Filed under: History
I’ve got a pretty short list of pre-WWII events that I would like to have experienced in the flesh, and would have to say that the 1939 New York Worlds Fair is definitely one of the tops. It was a very special window in time of America’s history, as we hadn’t got involved in the turmoils of Europe or Asia yet, and our industrial/ transportation design was reaching a high water mark in terms of style and elegance. Cars were getting lower and longer, and streamline was look. Nothing makes my heart speed up quite like the Deco lines of a 1939 Zephyr three window coupe, Mercury Eight convertible or a Studebaker L5 coupe express. The U.S. still had an optimistic view of the future, and a can-do attitude about everything- It was all positively possible in our eyes at that point.
The Big Three- GM, Ford, and Chrysler each had spectacular displays at the 1,200 acre Fair that year:
GM had the Futurama display and ride that was designed by Norman Bel Geddes, and offered a glimpse of what life might be like 20 years into the future- 1960. Automated, 100 mph super highways with no traffic jams and vast suburbs of clean perfect homes. General Motors would be there to lead us onward with all the ‘New Horizons’ in the great American way…

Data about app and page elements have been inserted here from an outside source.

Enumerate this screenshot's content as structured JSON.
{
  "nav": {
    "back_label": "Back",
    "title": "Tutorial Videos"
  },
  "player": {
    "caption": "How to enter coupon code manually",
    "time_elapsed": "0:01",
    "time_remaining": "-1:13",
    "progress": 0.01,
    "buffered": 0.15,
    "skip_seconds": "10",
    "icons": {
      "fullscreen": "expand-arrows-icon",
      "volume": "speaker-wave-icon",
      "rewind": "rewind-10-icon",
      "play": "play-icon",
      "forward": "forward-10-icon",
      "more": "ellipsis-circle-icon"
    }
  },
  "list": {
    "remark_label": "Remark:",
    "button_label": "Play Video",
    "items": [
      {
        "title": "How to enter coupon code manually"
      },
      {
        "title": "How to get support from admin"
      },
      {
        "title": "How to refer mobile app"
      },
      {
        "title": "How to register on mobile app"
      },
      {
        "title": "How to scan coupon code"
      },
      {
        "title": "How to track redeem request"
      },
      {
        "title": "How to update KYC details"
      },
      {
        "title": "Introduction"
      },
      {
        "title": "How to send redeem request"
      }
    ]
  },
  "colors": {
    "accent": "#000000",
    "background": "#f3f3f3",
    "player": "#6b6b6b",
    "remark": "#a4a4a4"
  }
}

Next door to GM’s building was the 7 acre Ford Pavilion and the “Road of Tomorrow” with an elevated track system and test drivers cruising the latest Lincoln Zephyrs, new Mercury Eights, and of course the Ford line up of fine vehicles. Inside the main hall was an over-sized sculptural working Ford Flathead V8, lots of great displays, live action theater, and spacious gardens.

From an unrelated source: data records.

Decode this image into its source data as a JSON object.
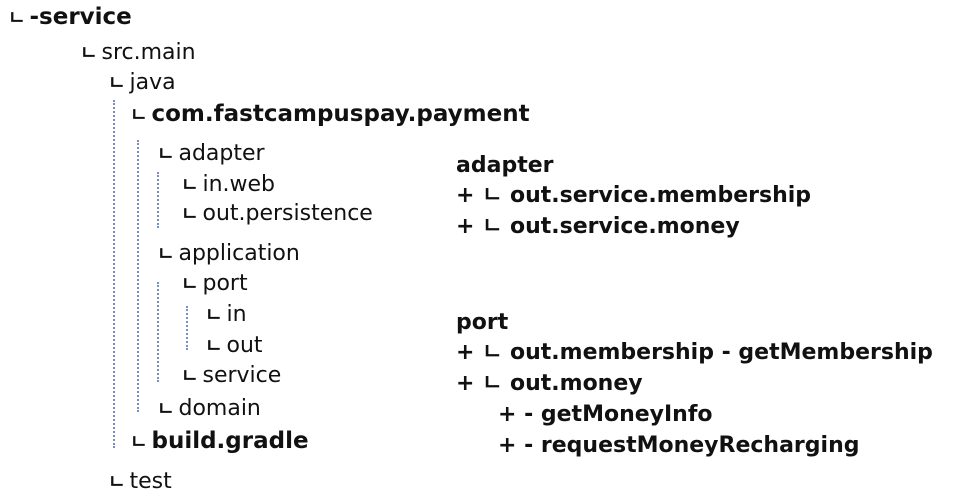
{
  "tree": {
    "root": "-service",
    "src_main": "src.main",
    "java": "java",
    "package": "com.fastcampuspay.payment",
    "adapter": "adapter",
    "in_web": "in.web",
    "out_persistence": "out.persistence",
    "application": "application",
    "port": "port",
    "in": "in",
    "out": "out",
    "service": "service",
    "domain": "domain",
    "build_gradle": "build.gradle",
    "test": "test",
    "branch_glyph": "ㄴ"
  },
  "changes": {
    "adapter_heading": "adapter",
    "adapter_items": [
      "+ ㄴ out.service.membership",
      "+ ㄴ out.service.money"
    ],
    "port_heading": "port",
    "port_items": [
      "+ ㄴ out.membership - getMembership",
      "+ ㄴ out.money"
    ],
    "money_methods": [
      "+ - getMoneyInfo",
      "+ - requestMoneyRecharging"
    ]
  },
  "colors": {
    "text": "#111111",
    "guide_line": "#7a8fc0"
  }
}
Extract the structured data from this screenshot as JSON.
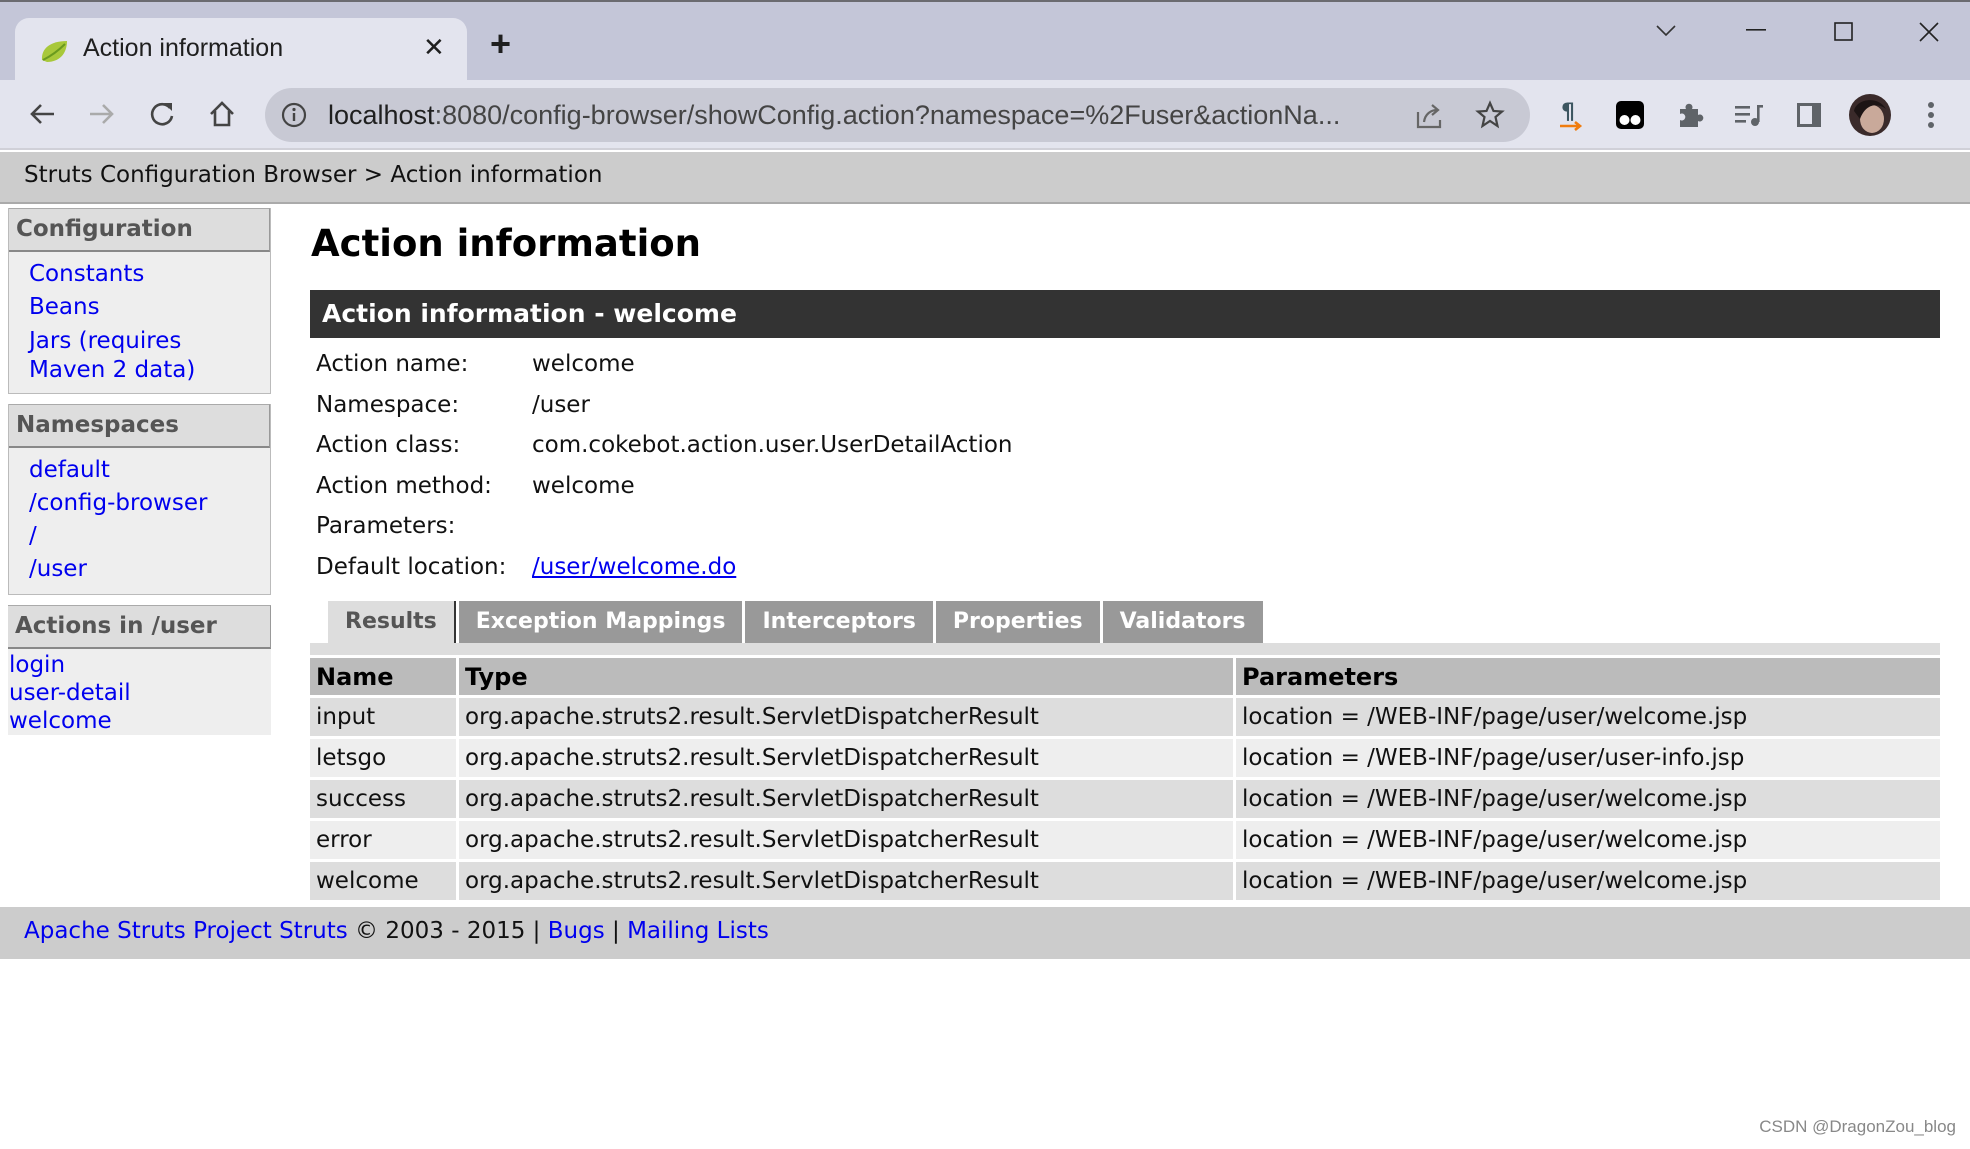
{
  "browser": {
    "tab_title": "Action information",
    "new_tab_label": "+",
    "url_host": "localhost",
    "url_rest": ":8080/config-browser/showConfig.action?namespace=%2Fuser&actionNa...",
    "window_controls": [
      "chevron-down",
      "minimize",
      "maximize",
      "close"
    ],
    "extensions": [
      "pilcrow-extension",
      "tampermonkey-extension",
      "extensions-puzzle",
      "reading-list",
      "side-panel",
      "profile-avatar",
      "more-menu"
    ]
  },
  "breadcrumb": {
    "root": "Struts Configuration Browser",
    "separator": ">",
    "current": "Action information"
  },
  "sidebar": {
    "configuration": {
      "title": "Configuration",
      "items": [
        "Constants",
        "Beans",
        "Jars (requires Maven 2 data)"
      ]
    },
    "namespaces": {
      "title": "Namespaces",
      "items": [
        "default",
        "/config-browser",
        "/",
        "/user"
      ]
    },
    "actions": {
      "title": "Actions in /user",
      "items": [
        "login",
        "user-detail",
        "welcome"
      ]
    }
  },
  "main": {
    "heading": "Action information",
    "section_title": "Action information - welcome",
    "info": [
      {
        "label": "Action name:",
        "value": "welcome"
      },
      {
        "label": "Namespace:",
        "value": "/user"
      },
      {
        "label": "Action class:",
        "value": "com.cokebot.action.user.UserDetailAction"
      },
      {
        "label": "Action method:",
        "value": "welcome"
      },
      {
        "label": "Parameters:",
        "value": ""
      },
      {
        "label": "Default location:",
        "value": "/user/welcome.do",
        "is_link": true
      }
    ],
    "tabs": [
      {
        "label": "Results",
        "active": true
      },
      {
        "label": "Exception Mappings",
        "active": false
      },
      {
        "label": "Interceptors",
        "active": false
      },
      {
        "label": "Properties",
        "active": false
      },
      {
        "label": "Validators",
        "active": false
      }
    ],
    "results_table": {
      "columns": [
        "Name",
        "Type",
        "Parameters"
      ],
      "rows": [
        [
          "input",
          "org.apache.struts2.result.ServletDispatcherResult",
          "location = /WEB-INF/page/user/welcome.jsp"
        ],
        [
          "letsgo",
          "org.apache.struts2.result.ServletDispatcherResult",
          "location = /WEB-INF/page/user/user-info.jsp"
        ],
        [
          "success",
          "org.apache.struts2.result.ServletDispatcherResult",
          "location = /WEB-INF/page/user/welcome.jsp"
        ],
        [
          "error",
          "org.apache.struts2.result.ServletDispatcherResult",
          "location = /WEB-INF/page/user/welcome.jsp"
        ],
        [
          "welcome",
          "org.apache.struts2.result.ServletDispatcherResult",
          "location = /WEB-INF/page/user/welcome.jsp"
        ]
      ]
    }
  },
  "footer": {
    "project_link": "Apache Struts Project Struts",
    "copyright": "© 2003 - 2015",
    "sep": "|",
    "bugs_link": "Bugs",
    "mailing_link": "Mailing Lists"
  },
  "watermark": "CSDN @DragonZou_blog",
  "colors": {
    "link": "#0000ee",
    "header_dark": "#333333",
    "tab_inactive": "#999999",
    "row_dark": "#dddddd",
    "row_light": "#eeeeee",
    "bar_gray": "#cccccc"
  }
}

Great clip here.
Last up was Chrysler, not to be beat by bigger boys, offered 3D glasses (Polaroid polarization) for an air-conditioned theater presentation of “In Tune With Tomorrow.”, a stop motion film showing a ’39 Plymouth being assembled by it’s self. I wish I could embed the video, but it seems to be missing. If anyone has it, please post.
Color footage of all three buildings is here.